The songs are fast, loud and plentiful, and the cast includes Scott Aukerman ("Comedy Bang! Bang!"), Paul Rust (the Netflix series "Love"), Danielle Schneider (Stitch's "Bitch Sesh") and other cutting-edge comedy types.
Who's Sitting 'Seder'
The premiere of Sarah Gancher's family drama "Seder" at Hartford Stage will feature these fine actors: Liam Craig, Mia Dillon, Birgit Huppuch, Dustin Ingram, Steve Rattazzi, Julia Sirna-Frest and Jeremy Webb.
Two of them have been at Hartford Stage before: Craig in "The Scene" back in 2008 and Dillon just last year in the only other Hartford Stage show to be directed by "Seder" director Elizabeth Williamson: "Cloud 9." (Dillon was also featured in "A Song at Twilight" in 2014.) Webb was in "The Laramie Project" at TheaterWorks and "Pera Palas" at the Long Wharf, both around 15 years ago.
The previous Connecticut credits for most of the cast are from Yale Repertory Theatre shows: Craig did the Christopher Bayes-directed comedies "Servant of Two Masters," "A Doctor in Spite of Himself" and "Accidental Death of an Anarchist" there, Rattazzi was in "Indecent" and "Marie Antoinette," Huppuch was in "The Moors" and Dillon did two shows at the Rep back in the '80s.
Some of the cool credits of the other cast members: Sirna-Frest is an actor and director who's worked at the hip New York theaters Target Margin (where Rattazzi has also done several shows), Bushwick Starr and Ars Nova. Ingram was on the HBO series "True Blood" (as Ronnie) and "Vinyl" (as Alice Cooper!).

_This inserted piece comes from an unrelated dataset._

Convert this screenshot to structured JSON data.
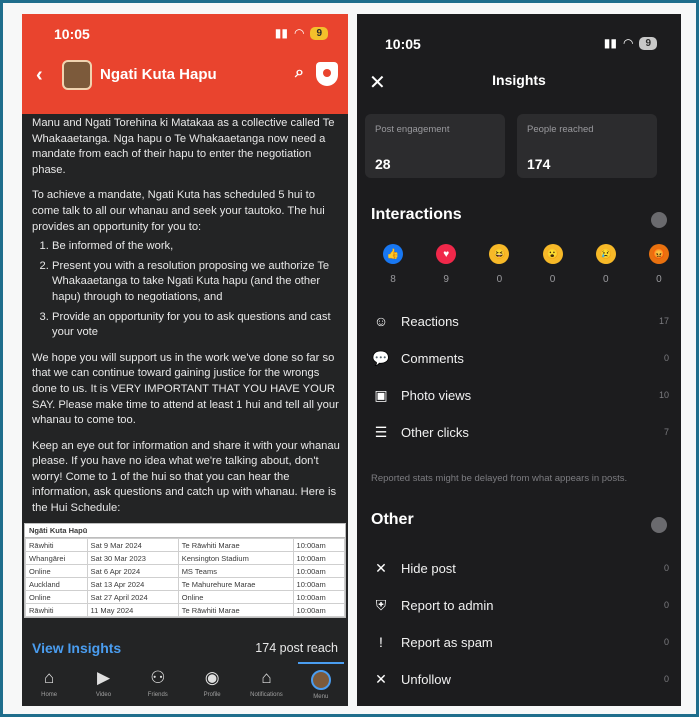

"Seder" runs Oct. 19 through Nov. 12. Hartford Stage describes it as "a visceral family drama" in which "a lifetime of dark secrets is unraveled." Details at 860-527-5151 and hartfordstage.org